● **SOURCE RECORDS**

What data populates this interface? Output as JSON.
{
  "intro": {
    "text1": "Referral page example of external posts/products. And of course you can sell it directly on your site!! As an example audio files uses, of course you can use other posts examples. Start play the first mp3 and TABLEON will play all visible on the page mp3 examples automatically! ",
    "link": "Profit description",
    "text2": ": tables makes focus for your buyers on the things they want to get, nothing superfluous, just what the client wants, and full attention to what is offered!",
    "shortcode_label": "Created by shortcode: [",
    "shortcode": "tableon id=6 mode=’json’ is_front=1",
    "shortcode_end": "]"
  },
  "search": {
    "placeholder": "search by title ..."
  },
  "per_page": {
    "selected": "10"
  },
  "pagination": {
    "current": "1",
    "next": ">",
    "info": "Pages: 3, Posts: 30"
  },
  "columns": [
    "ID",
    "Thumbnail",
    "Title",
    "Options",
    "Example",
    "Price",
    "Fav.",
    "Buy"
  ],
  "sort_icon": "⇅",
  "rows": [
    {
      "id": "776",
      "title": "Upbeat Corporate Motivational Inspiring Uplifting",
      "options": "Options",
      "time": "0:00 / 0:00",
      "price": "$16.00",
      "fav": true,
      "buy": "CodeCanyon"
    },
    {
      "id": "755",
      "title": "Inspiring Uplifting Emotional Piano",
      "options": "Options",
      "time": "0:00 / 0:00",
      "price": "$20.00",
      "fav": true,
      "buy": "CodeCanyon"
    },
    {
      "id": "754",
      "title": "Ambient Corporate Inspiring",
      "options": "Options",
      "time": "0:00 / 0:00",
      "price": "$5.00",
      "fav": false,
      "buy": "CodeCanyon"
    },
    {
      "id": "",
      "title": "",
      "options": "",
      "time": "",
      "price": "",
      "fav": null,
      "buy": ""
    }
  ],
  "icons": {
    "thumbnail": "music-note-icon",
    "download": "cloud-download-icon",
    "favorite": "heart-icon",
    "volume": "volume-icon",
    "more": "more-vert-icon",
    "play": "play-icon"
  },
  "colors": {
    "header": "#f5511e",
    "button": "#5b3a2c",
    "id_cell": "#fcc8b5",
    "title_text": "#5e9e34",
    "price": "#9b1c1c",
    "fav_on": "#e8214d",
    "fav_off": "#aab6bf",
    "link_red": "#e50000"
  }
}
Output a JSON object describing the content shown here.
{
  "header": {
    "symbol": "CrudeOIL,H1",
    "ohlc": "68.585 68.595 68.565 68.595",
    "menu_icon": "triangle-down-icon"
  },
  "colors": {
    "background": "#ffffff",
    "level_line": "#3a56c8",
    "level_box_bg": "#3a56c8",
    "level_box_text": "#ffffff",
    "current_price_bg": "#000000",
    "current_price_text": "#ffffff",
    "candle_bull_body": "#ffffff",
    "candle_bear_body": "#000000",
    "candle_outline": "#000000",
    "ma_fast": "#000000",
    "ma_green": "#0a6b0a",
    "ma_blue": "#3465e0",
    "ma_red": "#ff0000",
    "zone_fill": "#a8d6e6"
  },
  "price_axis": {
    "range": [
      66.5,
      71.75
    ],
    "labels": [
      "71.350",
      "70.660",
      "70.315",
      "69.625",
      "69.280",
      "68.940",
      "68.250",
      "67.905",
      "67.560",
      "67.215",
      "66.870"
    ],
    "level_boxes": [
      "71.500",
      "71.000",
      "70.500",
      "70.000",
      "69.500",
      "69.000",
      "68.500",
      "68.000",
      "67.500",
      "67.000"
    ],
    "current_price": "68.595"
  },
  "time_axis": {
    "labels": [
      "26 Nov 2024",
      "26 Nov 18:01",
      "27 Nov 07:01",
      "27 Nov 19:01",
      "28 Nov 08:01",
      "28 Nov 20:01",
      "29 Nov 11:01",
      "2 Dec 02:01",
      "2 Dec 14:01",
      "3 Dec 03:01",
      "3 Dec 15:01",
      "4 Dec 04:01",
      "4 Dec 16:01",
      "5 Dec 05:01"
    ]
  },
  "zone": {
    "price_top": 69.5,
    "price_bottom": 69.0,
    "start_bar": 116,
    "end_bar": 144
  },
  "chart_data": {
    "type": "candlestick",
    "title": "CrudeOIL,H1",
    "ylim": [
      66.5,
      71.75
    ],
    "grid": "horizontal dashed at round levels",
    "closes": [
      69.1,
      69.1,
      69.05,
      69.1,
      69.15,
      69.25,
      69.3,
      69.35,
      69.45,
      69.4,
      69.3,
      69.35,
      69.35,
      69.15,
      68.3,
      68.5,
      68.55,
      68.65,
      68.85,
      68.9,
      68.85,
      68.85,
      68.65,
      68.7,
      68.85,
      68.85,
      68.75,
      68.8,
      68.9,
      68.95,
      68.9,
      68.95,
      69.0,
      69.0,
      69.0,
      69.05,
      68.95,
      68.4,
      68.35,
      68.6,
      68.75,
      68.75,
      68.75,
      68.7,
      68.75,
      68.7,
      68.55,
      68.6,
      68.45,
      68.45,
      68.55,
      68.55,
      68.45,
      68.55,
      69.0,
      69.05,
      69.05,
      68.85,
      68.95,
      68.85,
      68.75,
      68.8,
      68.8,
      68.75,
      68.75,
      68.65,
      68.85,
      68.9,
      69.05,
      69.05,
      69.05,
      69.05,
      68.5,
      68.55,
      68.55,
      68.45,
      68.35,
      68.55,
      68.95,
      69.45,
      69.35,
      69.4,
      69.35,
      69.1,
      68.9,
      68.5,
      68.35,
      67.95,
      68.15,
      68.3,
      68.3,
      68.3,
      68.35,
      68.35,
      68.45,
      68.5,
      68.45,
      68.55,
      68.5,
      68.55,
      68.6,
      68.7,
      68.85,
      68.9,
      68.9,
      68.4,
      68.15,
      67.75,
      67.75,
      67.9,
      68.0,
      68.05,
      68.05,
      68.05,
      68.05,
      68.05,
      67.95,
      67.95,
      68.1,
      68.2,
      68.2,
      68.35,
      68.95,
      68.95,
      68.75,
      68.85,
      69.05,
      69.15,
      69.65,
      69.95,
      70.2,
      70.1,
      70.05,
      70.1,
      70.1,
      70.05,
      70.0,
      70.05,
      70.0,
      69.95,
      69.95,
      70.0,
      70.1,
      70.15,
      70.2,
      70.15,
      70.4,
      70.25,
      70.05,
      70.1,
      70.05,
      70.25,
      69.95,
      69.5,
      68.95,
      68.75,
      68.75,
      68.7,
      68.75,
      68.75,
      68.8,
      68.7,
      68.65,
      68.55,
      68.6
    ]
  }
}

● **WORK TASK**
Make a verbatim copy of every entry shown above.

● **RESPONSE AREA**
What data populates this interface? Output as JSON.
{
  "intro": {
    "text1": "Referral page example of external posts/products. And of course you can sell it directly on your site!! As an example audio files uses, of course you can use other posts examples. Start play the first mp3 and TABLEON will play all visible on the page mp3 examples automatically! ",
    "link": "Profit description",
    "text2": ": tables makes focus for your buyers on the things they want to get, nothing superfluous, just what the client wants, and full attention to what is offered!",
    "shortcode_label": "Created by shortcode: [",
    "shortcode": "tableon id=6 mode=’json’ is_front=1",
    "shortcode_end": "]"
  },
  "search": {
    "placeholder": "search by title ..."
  },
  "per_page": {
    "selected": "10"
  },
  "pagination": {
    "current": "1",
    "next": ">",
    "info": "Pages: 3, Posts: 30"
  },
  "columns": [
    "ID",
    "Thumbnail",
    "Title",
    "Options",
    "Example",
    "Price",
    "Fav.",
    "Buy"
  ],
  "sort_icon": "⇅",
  "rows": [
    {
      "id": "776",
      "title": "Upbeat Corporate Motivational Inspiring Uplifting",
      "options": "Options",
      "time": "0:00 / 0:00",
      "price": "$16.00",
      "fav": true,
      "buy": "CodeCanyon"
    },
    {
      "id": "755",
      "title": "Inspiring Uplifting Emotional Piano",
      "options": "Options",
      "time": "0:00 / 0:00",
      "price": "$20.00",
      "fav": true,
      "buy": "CodeCanyon"
    },
    {
      "id": "754",
      "title": "Ambient Corporate Inspiring",
      "options": "Options",
      "time": "0:00 / 0:00",
      "price": "$5.00",
      "fav": false,
      "buy": "CodeCanyon"
    },
    {
      "id": "",
      "title": "",
      "options": "",
      "time": "",
      "price": "",
      "fav": null,
      "buy": ""
    }
  ],
  "icons": {
    "thumbnail": "music-note-icon",
    "download": "cloud-download-icon",
    "favorite": "heart-icon",
    "volume": "volume-icon",
    "more": "more-vert-icon",
    "play": "play-icon"
  },
  "colors": {
    "header": "#f5511e",
    "button": "#5b3a2c",
    "id_cell": "#fcc8b5",
    "title_text": "#5e9e34",
    "price": "#9b1c1c",
    "fav_on": "#e8214d",
    "fav_off": "#aab6bf",
    "link_red": "#e50000"
  }
}
Output a JSON object describing the content shown here.
{
  "header": {
    "symbol": "CrudeOIL,H1",
    "ohlc": "68.585 68.595 68.565 68.595",
    "menu_icon": "triangle-down-icon"
  },
  "colors": {
    "background": "#ffffff",
    "level_line": "#3a56c8",
    "level_box_bg": "#3a56c8",
    "level_box_text": "#ffffff",
    "current_price_bg": "#000000",
    "current_price_text": "#ffffff",
    "candle_bull_body": "#ffffff",
    "candle_bear_body": "#000000",
    "candle_outline": "#000000",
    "ma_fast": "#000000",
    "ma_green": "#0a6b0a",
    "ma_blue": "#3465e0",
    "ma_red": "#ff0000",
    "zone_fill": "#a8d6e6"
  },
  "price_axis": {
    "range": [
      66.5,
      71.75
    ],
    "labels": [
      "71.350",
      "70.660",
      "70.315",
      "69.625",
      "69.280",
      "68.940",
      "68.250",
      "67.905",
      "67.560",
      "67.215",
      "66.870"
    ],
    "level_boxes": [
      "71.500",
      "71.000",
      "70.500",
      "70.000",
      "69.500",
      "69.000",
      "68.500",
      "68.000",
      "67.500",
      "67.000"
    ],
    "current_price": "68.595"
  },
  "time_axis": {
    "labels": [
      "26 Nov 2024",
      "26 Nov 18:01",
      "27 Nov 07:01",
      "27 Nov 19:01",
      "28 Nov 08:01",
      "28 Nov 20:01",
      "29 Nov 11:01",
      "2 Dec 02:01",
      "2 Dec 14:01",
      "3 Dec 03:01",
      "3 Dec 15:01",
      "4 Dec 04:01",
      "4 Dec 16:01",
      "5 Dec 05:01"
    ]
  },
  "zone": {
    "price_top": 69.5,
    "price_bottom": 69.0,
    "start_bar": 116,
    "end_bar": 144
  },
  "chart_data": {
    "type": "candlestick",
    "title": "CrudeOIL,H1",
    "ylim": [
      66.5,
      71.75
    ],
    "grid": "horizontal dashed at round levels",
    "closes": [
      69.1,
      69.1,
      69.05,
      69.1,
      69.15,
      69.25,
      69.3,
      69.35,
      69.45,
      69.4,
      69.3,
      69.35,
      69.35,
      69.15,
      68.3,
      68.5,
      68.55,
      68.65,
      68.85,
      68.9,
      68.85,
      68.85,
      68.65,
      68.7,
      68.85,
      68.85,
      68.75,
      68.8,
      68.9,
      68.95,
      68.9,
      68.95,
      69.0,
      69.0,
      69.0,
      69.05,
      68.95,
      68.4,
      68.35,
      68.6,
      68.75,
      68.75,
      68.75,
      68.7,
      68.75,
      68.7,
      68.55,
      68.6,
      68.45,
      68.45,
      68.55,
      68.55,
      68.45,
      68.55,
      69.0,
      69.05,
      69.05,
      68.85,
      68.95,
      68.85,
      68.75,
      68.8,
      68.8,
      68.75,
      68.75,
      68.65,
      68.85,
      68.9,
      69.05,
      69.05,
      69.05,
      69.05,
      68.5,
      68.55,
      68.55,
      68.45,
      68.35,
      68.55,
      68.95,
      69.45,
      69.35,
      69.4,
      69.35,
      69.1,
      68.9,
      68.5,
      68.35,
      67.95,
      68.15,
      68.3,
      68.3,
      68.3,
      68.35,
      68.35,
      68.45,
      68.5,
      68.45,
      68.55,
      68.5,
      68.55,
      68.6,
      68.7,
      68.85,
      68.9,
      68.9,
      68.4,
      68.15,
      67.75,
      67.75,
      67.9,
      68.0,
      68.05,
      68.05,
      68.05,
      68.05,
      68.05,
      67.95,
      67.95,
      68.1,
      68.2,
      68.2,
      68.35,
      68.95,
      68.95,
      68.75,
      68.85,
      69.05,
      69.15,
      69.65,
      69.95,
      70.2,
      70.1,
      70.05,
      70.1,
      70.1,
      70.05,
      70.0,
      70.05,
      70.0,
      69.95,
      69.95,
      70.0,
      70.1,
      70.15,
      70.2,
      70.15,
      70.4,
      70.25,
      70.05,
      70.1,
      70.05,
      70.25,
      69.95,
      69.5,
      68.95,
      68.75,
      68.75,
      68.7,
      68.75,
      68.75,
      68.8,
      68.7,
      68.65,
      68.55,
      68.6
    ]
  }
}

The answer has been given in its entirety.